MINI Roadster Cooper SD review
by David Finlay (29 August 2012)
A couple of weeks ago I drove the Cooper S version of the MINI Roadster. As you can see from this review, I didn't like it much. My main objection was that it seemed to have too much power for a body structure that has lost a lot of stiffness in the process of having the roof removed from the Coupé on which it's based.
If you buy a Cooper SD instead, the extra £725 you're asked to pay earns you a power drop of 41bhp. Not much of a bargain, you might think, but it means you're never going to get into a situation where the engine feels like it wants to snap the car in two.
And there's a lot more to it than that. The 143bhp 1.6-litre turbo diesel engine is incredibly flexible, to the extent that it will operate quite happily from 1000rpm, just a couple of hundred revs above tickover. Extending it beyond 3000rpm is something of an extravagance, and one you don't need to indulge in even if you're trying to cover the ground quickly.

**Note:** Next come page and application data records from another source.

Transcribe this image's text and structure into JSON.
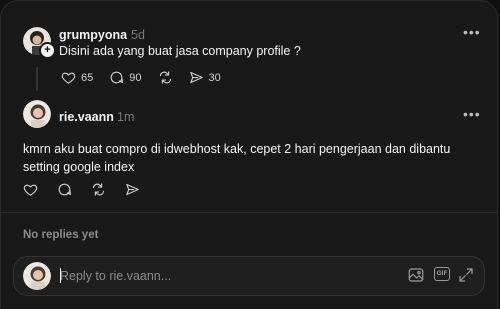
{
  "post": {
    "username": "grumpyona",
    "time": "5d",
    "text": "Disini ada yang buat jasa company profile ?",
    "likes": "65",
    "replies": "90",
    "shares": "30",
    "follow_icon": "plus-icon"
  },
  "reply": {
    "username": "rie.vaann",
    "time": "1m",
    "text": "kmrn aku buat compro di idwebhost kak, cepet 2 hari pengerjaan dan dibantu setting google index"
  },
  "no_replies": "No replies yet",
  "composer": {
    "placeholder": "Reply to rie.vaann...",
    "gif_label": "GIF"
  },
  "icons": [
    "heart-icon",
    "comment-icon",
    "repost-icon",
    "share-icon",
    "more-icon",
    "image-icon",
    "gif-icon",
    "expand-icon"
  ],
  "colors": {
    "background": "#101010",
    "panel": "#181818",
    "text": "#f3f5f7",
    "muted": "#777777"
  }
}
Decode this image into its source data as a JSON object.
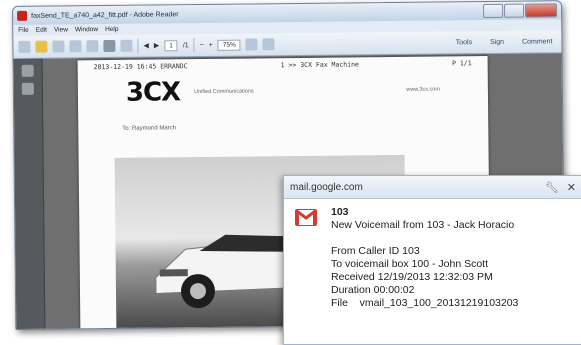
{
  "reader": {
    "title": "faxSend_TE_a740_a42_fitt.pdf - Adobe Reader",
    "menu": [
      "File",
      "Edit",
      "View",
      "Window",
      "Help"
    ],
    "toolbar": {
      "page": "1",
      "page_total": "/1",
      "zoom": "75%",
      "tools": "Tools",
      "sign": "Sign",
      "comment": "Comment"
    }
  },
  "fax_page": {
    "header_left": "2013-12-19 16:45 ERRANDC",
    "header_mid": "1 >> 3CX Fax Machine",
    "header_right": "P 1/1",
    "logo": "3CX",
    "logo_note": "Unified Communications",
    "logo_right": "www.3cx.com",
    "to_line": "To: Raymond March"
  },
  "notification": {
    "url": "mail.google.com",
    "sender": "103",
    "subject": "New Voicemail from 103 - Jack Horacio",
    "lines": [
      "From Caller ID 103",
      "To voicemail box 100 - John Scott",
      "Received 12/19/2013 12:32:03 PM",
      "Duration 00:00:02",
      "File    vmail_103_100_20131219103203"
    ]
  }
}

Perhaps because of this (though with the extra help of a stop/start system which really does cut out the engine nearly ever time the car comes to rest, which is much less common than you might think) the Cooper SD is surprisingly economical. The official combined figure is 62.8mpg, and although MINIs in general have a reputation of being much thirstier in real life than they are on the EU test, this particular model comes closer to the ideal than most.

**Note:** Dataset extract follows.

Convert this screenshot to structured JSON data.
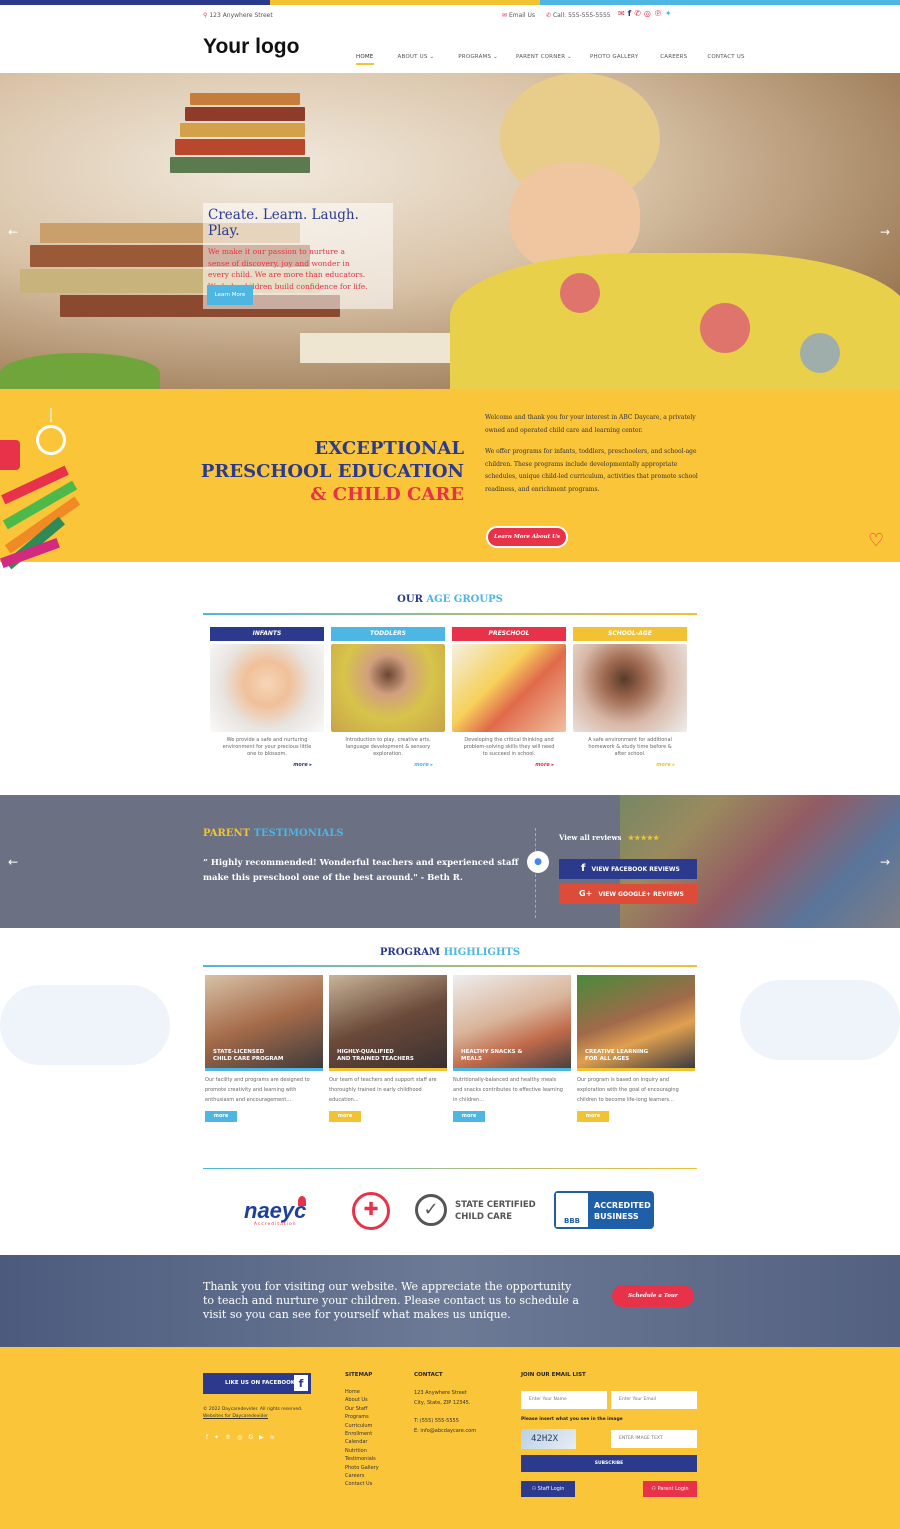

Over the course of a week I averaged around 58mpg despite occasionally pushing the car quite hard. With a little care, 60mpg would be easy, 62.8 perfectly possible and 65 not unachievable. If you can't manage 50, either you're driving flat-out everywhere or you live in an area with an awful lot of steep hills.

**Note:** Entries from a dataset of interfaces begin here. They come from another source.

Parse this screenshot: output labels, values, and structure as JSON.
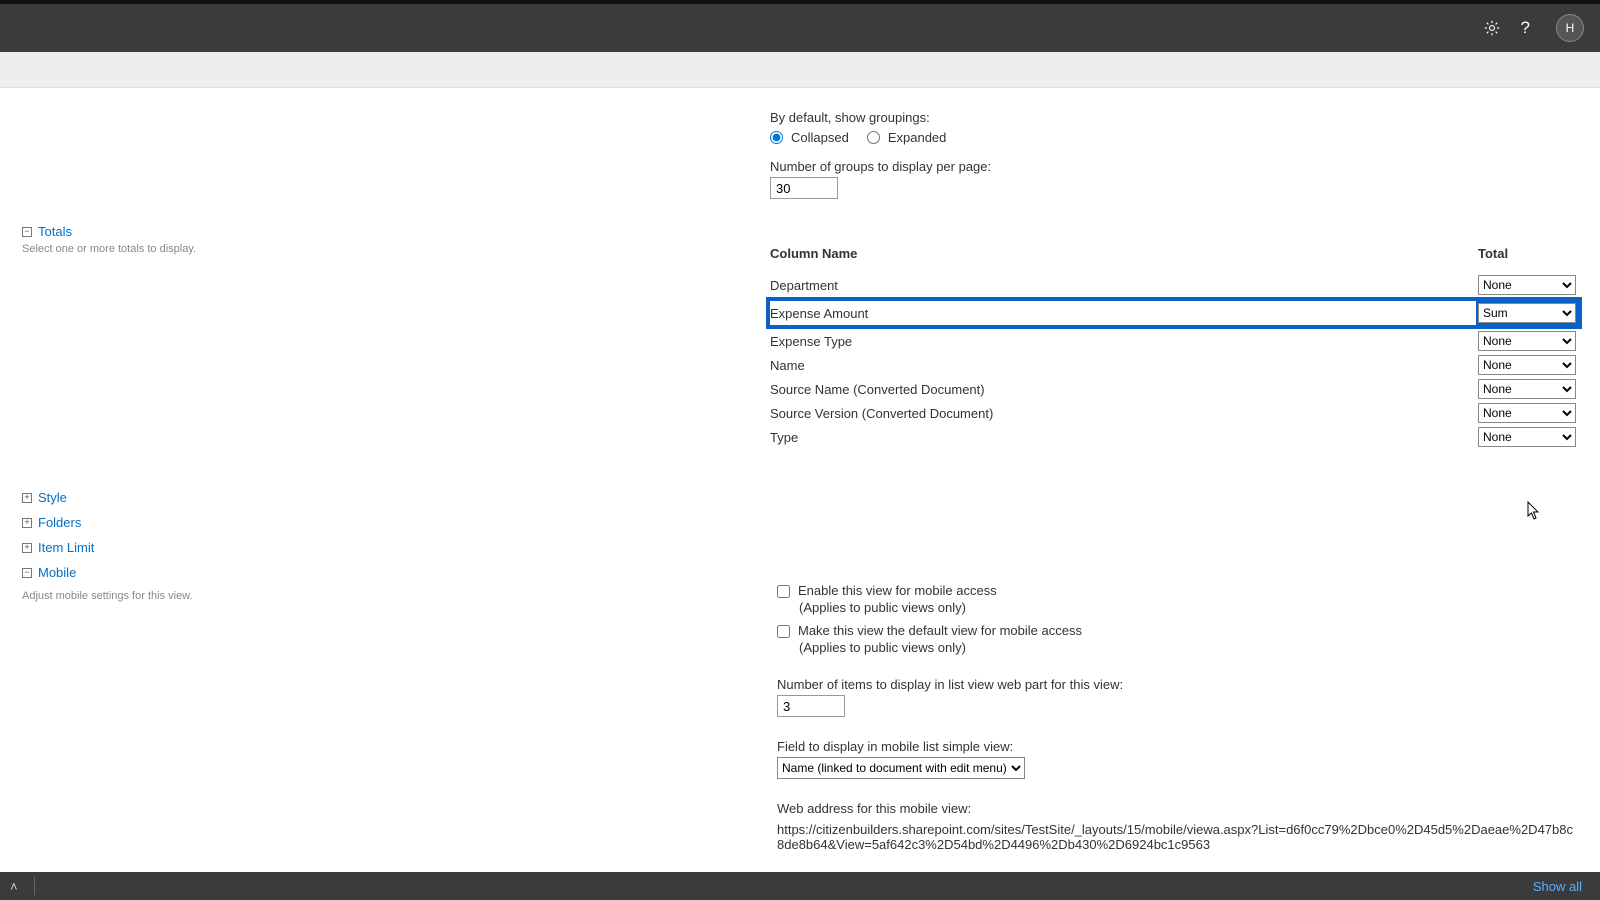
{
  "header": {
    "avatar_label": "H"
  },
  "groupings": {
    "label": "By default, show groupings:",
    "collapsed": "Collapsed",
    "expanded": "Expanded",
    "num_label": "Number of groups to display per page:",
    "num_value": "30"
  },
  "sections": {
    "totals": {
      "title": "Totals",
      "desc": "Select one or more totals to display."
    },
    "style": "Style",
    "folders": "Folders",
    "item_limit": "Item Limit",
    "mobile": {
      "title": "Mobile",
      "desc": "Adjust mobile settings for this view."
    }
  },
  "totals_table": {
    "h1": "Column Name",
    "h2": "Total",
    "rows": [
      {
        "name": "Department",
        "value": "None"
      },
      {
        "name": "Expense Amount",
        "value": "Sum"
      },
      {
        "name": "Expense Type",
        "value": "None"
      },
      {
        "name": "Name",
        "value": "None"
      },
      {
        "name": "Source Name (Converted Document)",
        "value": "None"
      },
      {
        "name": "Source Version (Converted Document)",
        "value": "None"
      },
      {
        "name": "Type",
        "value": "None"
      }
    ]
  },
  "mobile": {
    "enable": "Enable this view for mobile access",
    "applies": "(Applies to public views only)",
    "make_default": "Make this view the default view for mobile access",
    "items_label": "Number of items to display in list view web part for this view:",
    "items_value": "3",
    "field_label": "Field to display in mobile list simple view:",
    "field_value": "Name (linked to document with edit menu)",
    "url_label": "Web address for this mobile view:",
    "url": "https://citizenbuilders.sharepoint.com/sites/TestSite/_layouts/15/mobile/viewa.aspx?List=d6f0cc79%2Dbce0%2D45d5%2Daeae%2D47b8c8de8b64&View=5af642c3%2D54bd%2D4496%2Db430%2D6924bc1c9563"
  },
  "bottom": {
    "show_all": "Show all"
  }
}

The engine is fairly noisy, but a lot of other sounds come in through the thin fabric roof so the effect isn't as irritating as it might be. A solid-roofed Coupé with the same unit the characteristic diesel rumble and clatter is much more insistent.
I covered nearly 500 miles in this Roadster, and enjoyed it more than I thought I would. It's strictly built for two - there is nothing remotely resembling a rear seat - but it will happily accommodate a couple of large adults. The only reservation here is that, at six foot three, I found the top of my head was slightly above the level of both the top of the windscreen and the roll hoop behind me, which could get messy if the car turned over.
But at least my skull wasn't constantly banging off a metal roof support, as is often the way with convertibles. In the Roadster, those supports are well-positioned, and several inches out of reach.
There are still some interior space issues, though. The various seat adjustment levers are difficult to reach, and the ones controlling the angle of the seat backs are impossible to get to if the armrest is in such a position as to let you rest your arm on it.
Still on the subject of the interior, MINI's insistence on copying the large central speedometer fitted to most (but by no means all) classic Minis has reached a ridiculous level. The speedo on modern versions is enormous, and so difficult to read that you're better off ignoring it and using the digital readout on the revcounter mounted right in front of you instead. The speedo's main function is to house information relating to the radio, air-conditioning, satellite navigation and so on, all of it much more clearly represented than the actual speed of the car.
The incredibly quick response to steering inputs has been carried over from other MINIs, and that could be a bit of a problem if you tend to drive with your fists, since you may find the nose darting off more violently than you expected. This is a car that rewards a delicate touch.
Several of the options fitted to the test car are available at no cost, by far the most useful being the small but effective wind deflector which is mounted between the roll hoops. Why would you not opt for that when you won't be charged for it?
The category of options which do add to the price is much larger. The test car had no less than £6350 worth of them, including (but not limited to) the Chili, Sport and Media packs (the last of which includes satellite navigation), metallic paint, a very good Harmon Kardon audio system, metallic paint and - £215 well spent, I say - seat heating.